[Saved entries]
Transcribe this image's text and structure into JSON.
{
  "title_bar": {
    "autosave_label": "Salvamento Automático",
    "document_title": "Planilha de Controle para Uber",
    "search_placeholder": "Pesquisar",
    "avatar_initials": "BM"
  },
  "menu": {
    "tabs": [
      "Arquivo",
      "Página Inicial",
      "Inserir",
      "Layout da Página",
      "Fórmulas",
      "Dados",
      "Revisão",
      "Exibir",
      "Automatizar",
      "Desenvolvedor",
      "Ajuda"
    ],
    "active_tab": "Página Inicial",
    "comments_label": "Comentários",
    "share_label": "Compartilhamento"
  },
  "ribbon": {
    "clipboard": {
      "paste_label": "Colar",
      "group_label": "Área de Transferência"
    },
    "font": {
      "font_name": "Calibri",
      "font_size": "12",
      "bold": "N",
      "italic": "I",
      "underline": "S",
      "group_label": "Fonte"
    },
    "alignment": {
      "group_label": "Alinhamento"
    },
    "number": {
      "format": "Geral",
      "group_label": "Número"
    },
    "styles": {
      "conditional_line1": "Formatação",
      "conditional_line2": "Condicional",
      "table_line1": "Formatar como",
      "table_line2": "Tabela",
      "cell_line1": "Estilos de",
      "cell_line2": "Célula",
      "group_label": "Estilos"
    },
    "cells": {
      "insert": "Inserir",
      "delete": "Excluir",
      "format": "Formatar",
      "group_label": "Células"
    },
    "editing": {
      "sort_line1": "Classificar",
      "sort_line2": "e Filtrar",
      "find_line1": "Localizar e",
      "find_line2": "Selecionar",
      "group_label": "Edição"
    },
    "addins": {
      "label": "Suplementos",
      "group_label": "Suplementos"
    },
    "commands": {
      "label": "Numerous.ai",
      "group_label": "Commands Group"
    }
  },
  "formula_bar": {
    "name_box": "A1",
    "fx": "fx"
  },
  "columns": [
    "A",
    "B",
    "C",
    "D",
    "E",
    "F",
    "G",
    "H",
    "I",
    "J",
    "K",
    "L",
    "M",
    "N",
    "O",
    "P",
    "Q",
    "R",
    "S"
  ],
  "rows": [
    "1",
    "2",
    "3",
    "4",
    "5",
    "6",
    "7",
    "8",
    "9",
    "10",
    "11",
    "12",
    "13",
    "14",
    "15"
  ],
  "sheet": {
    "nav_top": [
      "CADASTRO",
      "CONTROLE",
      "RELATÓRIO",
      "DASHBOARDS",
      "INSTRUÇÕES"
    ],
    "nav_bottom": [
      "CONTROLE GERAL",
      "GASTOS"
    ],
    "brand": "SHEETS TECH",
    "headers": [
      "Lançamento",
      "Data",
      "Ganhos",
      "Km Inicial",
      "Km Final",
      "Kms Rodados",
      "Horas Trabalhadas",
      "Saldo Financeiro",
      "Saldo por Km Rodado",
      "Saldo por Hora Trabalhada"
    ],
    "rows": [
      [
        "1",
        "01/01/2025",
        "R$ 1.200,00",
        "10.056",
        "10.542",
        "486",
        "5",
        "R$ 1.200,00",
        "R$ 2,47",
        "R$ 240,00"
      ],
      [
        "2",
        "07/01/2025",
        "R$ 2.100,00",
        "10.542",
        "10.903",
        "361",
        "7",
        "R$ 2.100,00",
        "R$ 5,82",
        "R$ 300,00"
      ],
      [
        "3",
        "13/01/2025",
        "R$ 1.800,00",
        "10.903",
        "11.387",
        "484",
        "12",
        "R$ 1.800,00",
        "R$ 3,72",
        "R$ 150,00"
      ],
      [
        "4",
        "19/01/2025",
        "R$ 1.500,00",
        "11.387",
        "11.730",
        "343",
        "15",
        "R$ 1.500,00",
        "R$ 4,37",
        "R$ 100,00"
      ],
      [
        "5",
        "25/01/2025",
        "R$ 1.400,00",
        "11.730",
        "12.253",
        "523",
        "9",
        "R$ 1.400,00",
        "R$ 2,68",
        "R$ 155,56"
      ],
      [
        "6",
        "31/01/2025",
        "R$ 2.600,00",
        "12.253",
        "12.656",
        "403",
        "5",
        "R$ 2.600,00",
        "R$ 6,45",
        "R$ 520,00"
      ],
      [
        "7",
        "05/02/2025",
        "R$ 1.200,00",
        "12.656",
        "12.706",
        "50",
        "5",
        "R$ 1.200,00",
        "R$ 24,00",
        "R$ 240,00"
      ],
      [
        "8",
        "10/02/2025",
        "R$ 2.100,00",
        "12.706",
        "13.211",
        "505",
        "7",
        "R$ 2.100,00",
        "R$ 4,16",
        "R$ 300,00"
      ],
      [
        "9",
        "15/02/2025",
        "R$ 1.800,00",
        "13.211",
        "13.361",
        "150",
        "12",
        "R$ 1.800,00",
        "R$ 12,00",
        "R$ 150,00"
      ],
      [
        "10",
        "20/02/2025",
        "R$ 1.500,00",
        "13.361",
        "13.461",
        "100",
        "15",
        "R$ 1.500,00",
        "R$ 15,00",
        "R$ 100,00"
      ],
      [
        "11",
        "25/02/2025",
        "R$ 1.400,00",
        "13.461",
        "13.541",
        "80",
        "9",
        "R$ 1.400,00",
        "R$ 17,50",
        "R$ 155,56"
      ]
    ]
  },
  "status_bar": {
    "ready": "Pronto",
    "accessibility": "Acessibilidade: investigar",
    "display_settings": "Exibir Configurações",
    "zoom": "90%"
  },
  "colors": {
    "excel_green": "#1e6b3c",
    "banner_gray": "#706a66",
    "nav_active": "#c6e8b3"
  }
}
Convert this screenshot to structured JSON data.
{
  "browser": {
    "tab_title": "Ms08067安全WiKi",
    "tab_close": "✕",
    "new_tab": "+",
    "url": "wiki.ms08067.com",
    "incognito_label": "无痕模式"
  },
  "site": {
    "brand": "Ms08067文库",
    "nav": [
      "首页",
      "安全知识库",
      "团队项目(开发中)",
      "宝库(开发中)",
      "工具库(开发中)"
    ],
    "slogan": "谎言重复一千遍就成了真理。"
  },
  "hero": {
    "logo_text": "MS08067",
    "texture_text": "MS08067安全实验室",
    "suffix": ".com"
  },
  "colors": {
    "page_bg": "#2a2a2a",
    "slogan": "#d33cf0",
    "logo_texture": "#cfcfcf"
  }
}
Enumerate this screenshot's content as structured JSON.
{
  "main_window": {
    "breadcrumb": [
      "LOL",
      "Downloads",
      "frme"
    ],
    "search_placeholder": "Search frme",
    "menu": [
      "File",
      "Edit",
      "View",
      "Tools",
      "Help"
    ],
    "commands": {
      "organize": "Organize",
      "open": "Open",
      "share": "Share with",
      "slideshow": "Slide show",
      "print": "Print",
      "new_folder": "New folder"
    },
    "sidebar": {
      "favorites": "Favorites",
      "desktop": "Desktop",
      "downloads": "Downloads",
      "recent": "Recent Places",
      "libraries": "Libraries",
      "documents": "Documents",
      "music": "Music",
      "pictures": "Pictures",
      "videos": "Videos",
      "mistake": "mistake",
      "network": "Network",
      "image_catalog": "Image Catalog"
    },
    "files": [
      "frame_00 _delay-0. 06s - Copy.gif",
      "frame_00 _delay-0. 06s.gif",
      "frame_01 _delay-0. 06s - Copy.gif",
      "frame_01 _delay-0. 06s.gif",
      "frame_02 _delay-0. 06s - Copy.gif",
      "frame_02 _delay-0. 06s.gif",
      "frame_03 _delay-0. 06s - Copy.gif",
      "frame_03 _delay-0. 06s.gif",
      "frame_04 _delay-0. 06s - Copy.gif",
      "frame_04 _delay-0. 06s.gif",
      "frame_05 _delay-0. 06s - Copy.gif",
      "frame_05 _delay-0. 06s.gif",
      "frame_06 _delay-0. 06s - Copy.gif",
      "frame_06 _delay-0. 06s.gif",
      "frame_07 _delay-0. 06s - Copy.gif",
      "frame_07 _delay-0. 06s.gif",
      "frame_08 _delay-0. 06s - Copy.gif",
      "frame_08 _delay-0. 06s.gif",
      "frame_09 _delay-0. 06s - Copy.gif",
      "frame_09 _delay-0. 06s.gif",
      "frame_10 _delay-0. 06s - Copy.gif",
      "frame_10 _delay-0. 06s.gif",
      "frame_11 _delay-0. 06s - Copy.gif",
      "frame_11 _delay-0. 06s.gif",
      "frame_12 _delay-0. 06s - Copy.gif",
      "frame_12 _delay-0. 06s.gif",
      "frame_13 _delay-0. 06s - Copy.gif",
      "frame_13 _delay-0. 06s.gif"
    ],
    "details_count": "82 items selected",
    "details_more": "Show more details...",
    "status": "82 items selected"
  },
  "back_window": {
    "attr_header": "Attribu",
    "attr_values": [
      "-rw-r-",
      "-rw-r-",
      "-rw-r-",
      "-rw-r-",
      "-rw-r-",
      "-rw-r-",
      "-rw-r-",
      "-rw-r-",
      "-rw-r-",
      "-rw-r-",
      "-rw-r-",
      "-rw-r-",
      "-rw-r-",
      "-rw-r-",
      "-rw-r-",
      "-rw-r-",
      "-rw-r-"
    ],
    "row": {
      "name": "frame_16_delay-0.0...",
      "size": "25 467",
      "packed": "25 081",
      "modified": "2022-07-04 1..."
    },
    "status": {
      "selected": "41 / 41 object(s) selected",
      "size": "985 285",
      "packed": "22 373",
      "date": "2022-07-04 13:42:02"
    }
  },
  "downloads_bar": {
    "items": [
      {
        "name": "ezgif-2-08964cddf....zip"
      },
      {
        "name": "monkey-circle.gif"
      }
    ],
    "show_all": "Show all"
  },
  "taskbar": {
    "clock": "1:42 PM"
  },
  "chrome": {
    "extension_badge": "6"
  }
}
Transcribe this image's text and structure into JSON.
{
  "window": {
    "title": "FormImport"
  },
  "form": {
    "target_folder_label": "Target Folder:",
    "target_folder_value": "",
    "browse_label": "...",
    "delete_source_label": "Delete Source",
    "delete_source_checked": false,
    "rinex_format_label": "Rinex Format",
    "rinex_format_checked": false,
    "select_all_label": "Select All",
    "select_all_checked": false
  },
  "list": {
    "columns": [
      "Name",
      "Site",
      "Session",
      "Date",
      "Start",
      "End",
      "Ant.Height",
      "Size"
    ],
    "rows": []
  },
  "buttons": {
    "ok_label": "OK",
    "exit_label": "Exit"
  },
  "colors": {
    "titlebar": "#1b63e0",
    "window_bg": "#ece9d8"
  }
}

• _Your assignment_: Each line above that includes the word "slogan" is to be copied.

• _Written solution_:
    "slogan": "谎言重复一千遍就成了真理。"
    "slogan": "#d33cf0",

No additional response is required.